Marie Antoinette (3/10)
by Tony Medley
You can learn many things if
you stay alert during a movie. Tonight, for example, I discovered that
there are 9 small lights on the floor at the end of the back row of the
first section; that there were only eight people sitting in the entire
first section; that the guy behind me hadn’t bathed in a week.
There are many other fine
tidbits I could pass along about how I spent my time last night. Get the
picture? If Sofia Coppola isn’t the queen of slow, she’s the princess of
bore. I got that message with “Lost in Translation,” (2003) but she
proves it with this biopic of the last French Queen, based on a book by
Antonia Fraser. If you want to know what superficial is, see this film.
Coppola also wrote the script, but the script couldn’t be more than ten
pages in length because there isn’t much dialogue, and what dialogue
there is consists of things like Marie saying, “There must be something
we can do to relieve their suffering,” when told that the Frenchies had
a quality of life that was barely above zero.
Want an example of slow and
boring? Many abound. There’s a scene of Marie and two of her courtiers
walking up a huge flight of steps that look as if they are as tall as
UCLA’s Janss Steps (95 brick steps leading up from the Men’s Gym to the
main part of campus). We see them walk up the entire flight, which takes
at least a minute, if not longer. There is not one iota of reason for
this scene, except to take up time.
She throws in a gratuitous
shot of Marie’s lover, the Swedish Count Fersen (Jamie Dornan), on a
horse dressed up like Napoleon (who was only 20 at the time of the
storming of the Bastille in 1989, which is the time period of the film
as Marie lost her head in 1893), rearing his horse up on its backlegs
like the famous painting of Napoleon crossing the Alps by Jacques Louis
David. If there’s a point here, it was beyond me.
Of course, that occurs in
about the last ten minutes of the film. The first one hour 35 minutes

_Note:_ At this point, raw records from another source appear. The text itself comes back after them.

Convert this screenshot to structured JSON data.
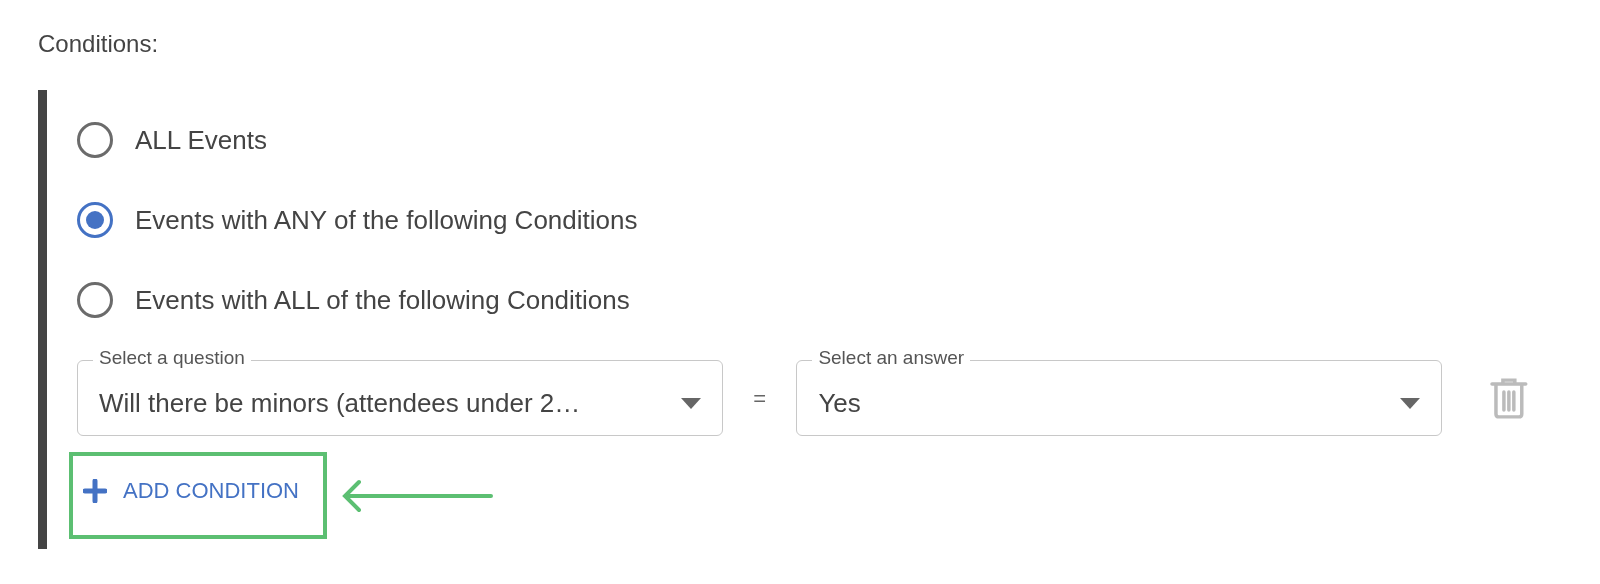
{
  "section_label": "Conditions:",
  "options": [
    {
      "label": "ALL Events",
      "selected": false
    },
    {
      "label": "Events with ANY of the following Conditions",
      "selected": true
    },
    {
      "label": "Events with ALL of the following Conditions",
      "selected": false
    }
  ],
  "condition": {
    "question": {
      "label": "Select a question",
      "value": "Will there be minors (attendees under 2…"
    },
    "operator": "=",
    "answer": {
      "label": "Select an answer",
      "value": "Yes"
    }
  },
  "add_button": {
    "label": "ADD CONDITION",
    "highlighted": true
  }
}
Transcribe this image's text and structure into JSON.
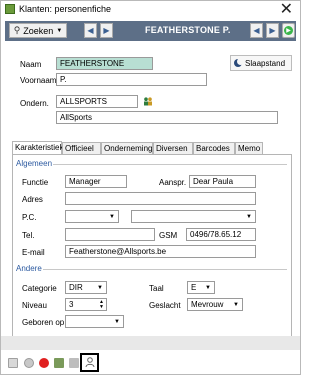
{
  "window": {
    "title": "Klanten: personenfiche"
  },
  "toolbar": {
    "search_label": "Zoeken",
    "record_title": "FEATHERSTONE P."
  },
  "form": {
    "naam_label": "Naam",
    "naam_value": "FEATHERSTONE",
    "voornaam_label": "Voornaam",
    "voornaam_value": "P.",
    "ondern_label": "Ondern.",
    "ondern_value": "ALLSPORTS",
    "ondern_name": "AllSports",
    "slaapstand_label": "Slaapstand"
  },
  "tabs": [
    "Karakteristieken",
    "Officieel",
    "Onderneming",
    "Diversen",
    "Barcodes",
    "Memo"
  ],
  "algemeen": {
    "section_label": "Algemeen",
    "functie_label": "Functie",
    "functie_value": "Manager",
    "aanspr_label": "Aanspr.",
    "aanspr_value": "Dear Paula",
    "adres_label": "Adres",
    "adres_value": "",
    "pc_label": "P.C.",
    "tel_label": "Tel.",
    "tel_value": "",
    "gsm_label": "GSM",
    "gsm_value": "0496/78.65.12",
    "email_label": "E-mail",
    "email_value": "Featherstone@Allsports.be"
  },
  "andere": {
    "section_label": "Andere",
    "categorie_label": "Categorie",
    "categorie_value": "DIR",
    "taal_label": "Taal",
    "taal_value": "E",
    "niveau_label": "Niveau",
    "niveau_value": "3",
    "geslacht_label": "Geslacht",
    "geslacht_value": "Mevrouw",
    "geboren_label": "Geboren op",
    "geboren_value": ""
  },
  "colors": {
    "toolbar_bg": "#5d6f87",
    "highlight_field": "#b8dfd3",
    "section_blue": "#2c5aa0"
  }
}
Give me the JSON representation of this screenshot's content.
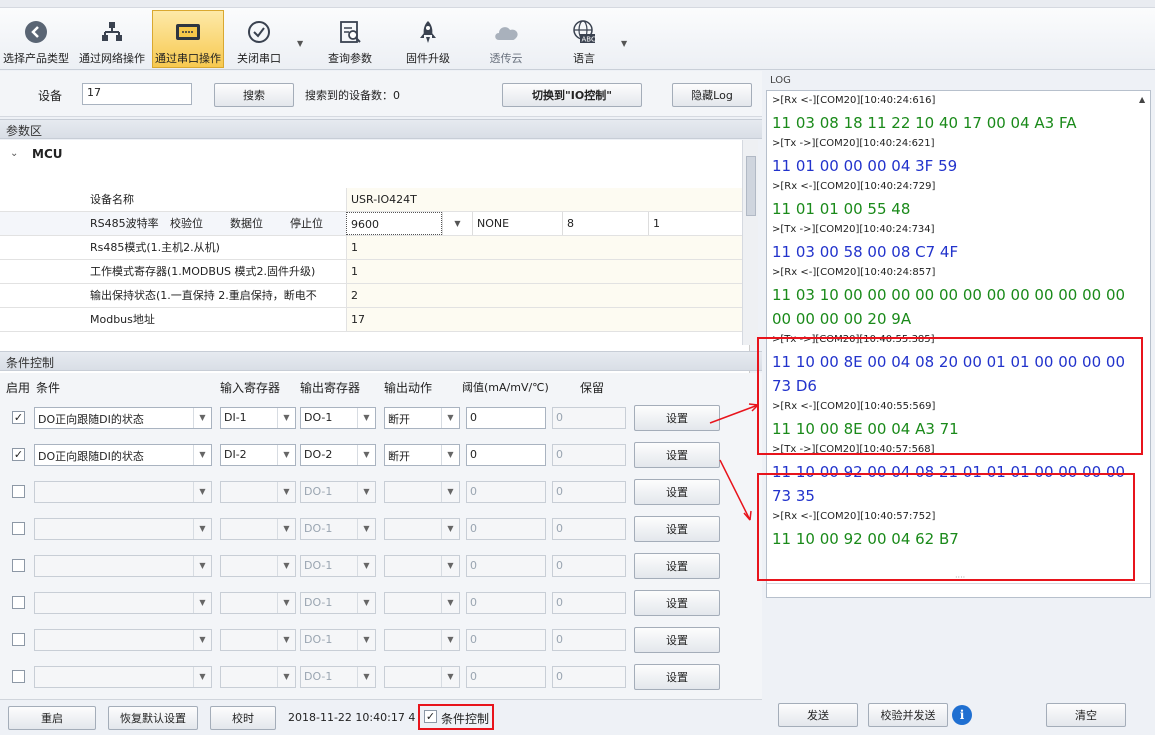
{
  "toolbar": {
    "items": [
      {
        "label": "选择产品类型",
        "icon": "back-circle-icon"
      },
      {
        "label": "通过网络操作",
        "icon": "network-icon"
      },
      {
        "label": "通过串口操作",
        "icon": "serial-port-icon"
      },
      {
        "label": "关闭串口",
        "icon": "check-circle-icon"
      },
      {
        "label": "查询参数",
        "icon": "query-doc-icon"
      },
      {
        "label": "固件升级",
        "icon": "rocket-icon"
      },
      {
        "label": "透传云",
        "icon": "cloud-icon"
      },
      {
        "label": "语言",
        "icon": "globe-abc-icon"
      }
    ]
  },
  "search": {
    "device_label": "设备",
    "device_value": "17",
    "search_button": "搜索",
    "found_label": "搜索到的设备数：0",
    "switch_button": "切换到\"IO控制\"",
    "hide_log_button": "隐藏Log"
  },
  "params": {
    "section_title": "参数区",
    "group": "MCU",
    "rows": [
      {
        "name": "设备名称",
        "value": "USR-IO424T"
      },
      {
        "name": "Rs485模式(1.主机2.从机)",
        "value": "1"
      },
      {
        "name": "工作模式寄存器(1.MODBUS 模式2.固件升级)",
        "value": "1"
      },
      {
        "name": "输出保持状态(1.一直保持 2.重启保持，断电不",
        "value": "2"
      },
      {
        "name": "Modbus地址",
        "value": "17"
      }
    ],
    "rs485": {
      "headers": [
        "RS485波特率",
        "校验位",
        "数据位",
        "停止位"
      ],
      "baud": "9600",
      "parity": "NONE",
      "databits": "8",
      "stopbits": "1"
    }
  },
  "conditions": {
    "section_title": "条件控制",
    "headers": {
      "enable": "启用",
      "condition": "条件",
      "input": "输入寄存器",
      "output": "输出寄存器",
      "action": "输出动作",
      "threshold": "阈值(mA/mV/℃)",
      "reserve": "保留"
    },
    "rows": [
      {
        "checked": "✓",
        "condition": "DO正向跟随DI的状态",
        "input": "DI-1",
        "output": "DO-1",
        "action": "断开",
        "threshold": "0",
        "reserve": "0",
        "button": "设置"
      },
      {
        "checked": "✓",
        "condition": "DO正向跟随DI的状态",
        "input": "DI-2",
        "output": "DO-2",
        "action": "断开",
        "threshold": "0",
        "reserve": "0",
        "button": "设置"
      },
      {
        "checked": "",
        "condition": "",
        "input": "",
        "output": "DO-1",
        "action": "",
        "threshold": "0",
        "reserve": "0",
        "button": "设置"
      },
      {
        "checked": "",
        "condition": "",
        "input": "",
        "output": "DO-1",
        "action": "",
        "threshold": "0",
        "reserve": "0",
        "button": "设置"
      },
      {
        "checked": "",
        "condition": "",
        "input": "",
        "output": "DO-1",
        "action": "",
        "threshold": "0",
        "reserve": "0",
        "button": "设置"
      },
      {
        "checked": "",
        "condition": "",
        "input": "",
        "output": "DO-1",
        "action": "",
        "threshold": "0",
        "reserve": "0",
        "button": "设置"
      },
      {
        "checked": "",
        "condition": "",
        "input": "",
        "output": "DO-1",
        "action": "",
        "threshold": "0",
        "reserve": "0",
        "button": "设置"
      },
      {
        "checked": "",
        "condition": "",
        "input": "",
        "output": "DO-1",
        "action": "",
        "threshold": "0",
        "reserve": "0",
        "button": "设置"
      }
    ]
  },
  "bottom": {
    "restart": "重启",
    "restore": "恢复默认设置",
    "sync_time": "校时",
    "datetime": "2018-11-22 10:40:17 4",
    "cond_check": "✓",
    "cond_label": "条件控制"
  },
  "log": {
    "title": "LOG",
    "lines": [
      {
        "kind": "meta",
        "text": ">[Rx <-][COM20][10:40:24:616]"
      },
      {
        "kind": "rx",
        "text": "11 03 08 18 11 22 10 40 17 00 04 A3 FA"
      },
      {
        "kind": "meta",
        "text": ">[Tx ->][COM20][10:40:24:621]"
      },
      {
        "kind": "tx",
        "text": "11 01 00 00 00 04 3F 59"
      },
      {
        "kind": "meta",
        "text": ">[Rx <-][COM20][10:40:24:729]"
      },
      {
        "kind": "rx",
        "text": "11 01 01 00 55 48"
      },
      {
        "kind": "meta",
        "text": ">[Tx ->][COM20][10:40:24:734]"
      },
      {
        "kind": "tx",
        "text": "11 03 00 58 00 08 C7 4F"
      },
      {
        "kind": "meta",
        "text": ">[Rx <-][COM20][10:40:24:857]"
      },
      {
        "kind": "rx",
        "text": "11 03 10 00 00 00 00 00 00 00 00 00 00 00 00"
      },
      {
        "kind": "rx",
        "text": "00 00 00 00 20 9A"
      },
      {
        "kind": "meta",
        "text": ">[Tx ->][COM20][10:40:55:385]"
      },
      {
        "kind": "tx",
        "text": "11 10 00 8E 00 04 08 20 00 01 01 00 00 00 00"
      },
      {
        "kind": "tx",
        "text": "73 D6"
      },
      {
        "kind": "meta",
        "text": ">[Rx <-][COM20][10:40:55:569]"
      },
      {
        "kind": "rx",
        "text": "11 10 00 8E 00 04 A3 71"
      },
      {
        "kind": "meta",
        "text": ">[Tx ->][COM20][10:40:57:568]"
      },
      {
        "kind": "tx",
        "text": "11 10 00 92 00 04 08 21 01 01 01 00 00 00 00"
      },
      {
        "kind": "tx",
        "text": "73 35"
      },
      {
        "kind": "meta",
        "text": ">[Rx <-][COM20][10:40:57:752]"
      },
      {
        "kind": "rx",
        "text": "11 10 00 92 00 04 62 B7"
      }
    ],
    "send": "发送",
    "check_send": "校验并发送",
    "clear": "清空"
  }
}
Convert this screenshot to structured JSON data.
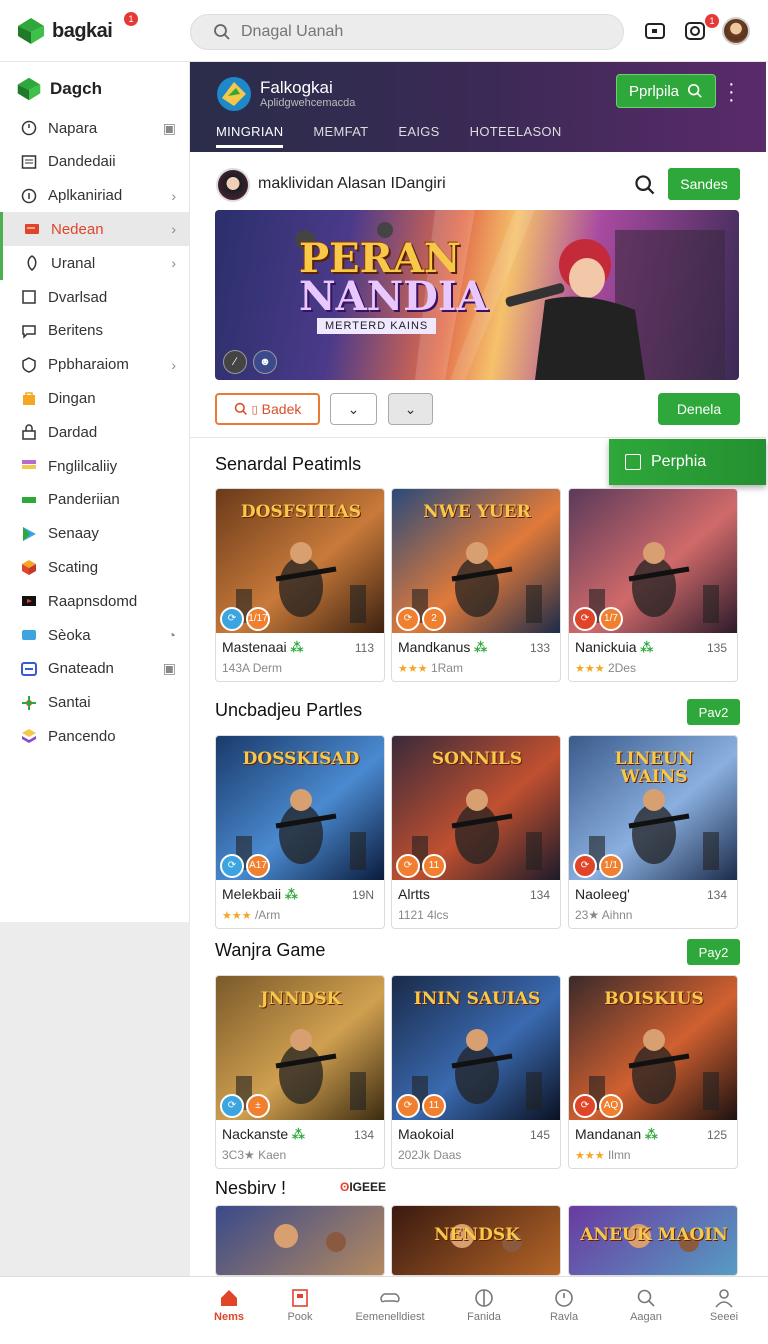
{
  "topbar": {
    "logo_text": "bagkai",
    "logo_badge": "1",
    "search_placeholder": "Dnagal Uanah",
    "notif_count": "1"
  },
  "sidebar": {
    "header": "Dagch",
    "items": [
      {
        "label": "Napara",
        "icon": "clock-icon"
      },
      {
        "label": "Dandedaii",
        "icon": "list-icon"
      },
      {
        "label": "Aplkaniriad",
        "icon": "info-icon"
      },
      {
        "label": "Nedean",
        "icon": "card-icon"
      },
      {
        "label": "Uranal",
        "icon": "leaf-icon"
      },
      {
        "label": "Dvarlsad",
        "icon": "square-icon"
      },
      {
        "label": "Beritens",
        "icon": "chat-icon"
      },
      {
        "label": "Ppbharaiom",
        "icon": "shield-icon"
      },
      {
        "label": "Dingan",
        "icon": "bag-icon"
      },
      {
        "label": "Dardad",
        "icon": "lock-icon"
      },
      {
        "label": "Fnglilcaliiy",
        "icon": "flag-icon"
      },
      {
        "label": "Panderiian",
        "icon": "bars-icon"
      },
      {
        "label": "Senaay",
        "icon": "play-icon"
      },
      {
        "label": "Scating",
        "icon": "cube-icon"
      },
      {
        "label": "Raapnsdomd",
        "icon": "video-icon"
      },
      {
        "label": "Sèoka",
        "icon": "bubble-icon"
      },
      {
        "label": "Gnateadn",
        "icon": "window-icon"
      },
      {
        "label": "Santai",
        "icon": "palm-icon"
      },
      {
        "label": "Pancendo",
        "icon": "stack-icon"
      }
    ]
  },
  "banner": {
    "title": "Falkogkai",
    "subtitle": "Aplidgwehcemacda",
    "button": "Pprlpila",
    "tabs": [
      "MINGRIAN",
      "MEMFAT",
      "EAIGS",
      "HOTEELASON"
    ]
  },
  "profile": {
    "name": "maklividan Alasan IDangiri",
    "button": "Sandes"
  },
  "hero": {
    "title_line1": "PERAN",
    "title_line2": "NANDIA",
    "subtitle": "MERTERD KAINS"
  },
  "filters": {
    "primary": "Badek",
    "action": "Denela"
  },
  "float_button": "Perphia",
  "sections": [
    {
      "title": "Senardal Peatimls",
      "button": "",
      "cards": [
        {
          "img_title": "DOSFSITIAS",
          "badge": "1/17",
          "name": "Mastenaai",
          "num": "113",
          "meta": "143A Derm",
          "rating": "",
          "green": true
        },
        {
          "img_title": "NWE YUER",
          "badge": "2",
          "name": "Mandkanus",
          "num": "133",
          "meta": "1Ram",
          "rating": "★★★",
          "green": true
        },
        {
          "img_title": "",
          "badge": "1/7",
          "name": "Nanickuia",
          "num": "135",
          "meta": "2Des",
          "rating": "★★★",
          "green": true
        }
      ]
    },
    {
      "title": "Uncbadjeu Partles",
      "button": "Pav2",
      "cards": [
        {
          "img_title": "DOSSKISAD",
          "badge": "A17",
          "name": "Melekbaii",
          "num": "19N",
          "meta": "/Arm",
          "rating": "★★★",
          "green": true
        },
        {
          "img_title": "SONNILS",
          "badge": "11",
          "name": "Alrtts",
          "num": "134",
          "meta": "1121 4lcs",
          "rating": "",
          "green": false
        },
        {
          "img_title": "LINEUN WAINS",
          "badge": "1/1",
          "name": "Naoleeg'",
          "num": "134",
          "meta": "23★ Aihnn",
          "rating": "",
          "green": false
        }
      ]
    },
    {
      "title": "Wanjra Game",
      "button": "Pay2",
      "cards": [
        {
          "img_title": "JNNDSK",
          "badge": "±",
          "name": "Nackanste",
          "num": "134",
          "meta": "3C3★ Kaen",
          "rating": "",
          "green": true
        },
        {
          "img_title": "ININ SAUIAS",
          "badge": "11",
          "name": "Maokoial",
          "num": "145",
          "meta": "202Jk Daas",
          "rating": "",
          "green": false
        },
        {
          "img_title": "BOISKIUS",
          "badge": "AQ",
          "name": "Mandanan",
          "num": "125",
          "meta": "Ilmn",
          "rating": "★★★",
          "green": true
        }
      ]
    }
  ],
  "last_section": {
    "title": "Nesbirv !",
    "tag": "IGEEE",
    "cards": [
      "",
      "NENDSK",
      "ANEUK MAOIN"
    ]
  },
  "bottom_nav": [
    {
      "label": "Nems",
      "icon": "home-icon"
    },
    {
      "label": "Pook",
      "icon": "book-icon"
    },
    {
      "label": "Eemenelldiest",
      "icon": "controller-icon"
    },
    {
      "label": "Fanida",
      "icon": "compass-icon"
    },
    {
      "label": "Ravla",
      "icon": "clock-icon"
    },
    {
      "label": "Aagan",
      "icon": "search-icon"
    },
    {
      "label": "Seeei",
      "icon": "user-icon"
    }
  ],
  "colors": {
    "accent_green": "#2ea83a",
    "accent_orange": "#e0452a"
  }
}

may be summed up by a line that Sofia penned herself (although she took
it from the diary of King Louis XVI, played as a fool by Jason
Schwartzman). Describing the wedding night, someone says, “Nothing
happened,” which is an apt epitaph for this film.
Although she’s been in more
than her share of dogs (“Elizabethtown,” 2005, “Mona Lisa Smile,” 2003,
and The Spider-man cartoons; I know they weren’t cartoons, they just
look, play, sound like, and have the intellectual level of, cartoons),
she has been in some films I enjoyed, like 2004’s “Wimbledon,” and
“Eternal Sunshine of the Spotless Mind.” I actually liked her in “Marie
Antoinette.” But the film is so shallow that even an actress I like
can’t save it.
That said, Dunst is a charter
member of the Sean Penn School. Her crying scene sans tears looks almost
like she’s laughing. If I’ve said it once, I’ve said it many, many
times; if your actor can’t cry tears on cue, cut the crying scenes.
The only reason this doesn’t
get the lowest rating possible is because it is a very good travelogue,
since Coppola was given unusual access to film at Versailles, and the
other locations are gorgeous. They don’t justify having to sit through
this turkey, though. Because of “Lost in Translation,” Sofia’s name was
already on my “avoid” list. Now it’s irremovable. I don’t’ think anyone
who could pen and direct movies like the ones for which she has been
responsible could ever understand pace. Despite its sumptuous production
design (KK Barrett) and cinematography (Lance Acord), this is
grotesquely superficial, slow, and boring.
October 17, 2006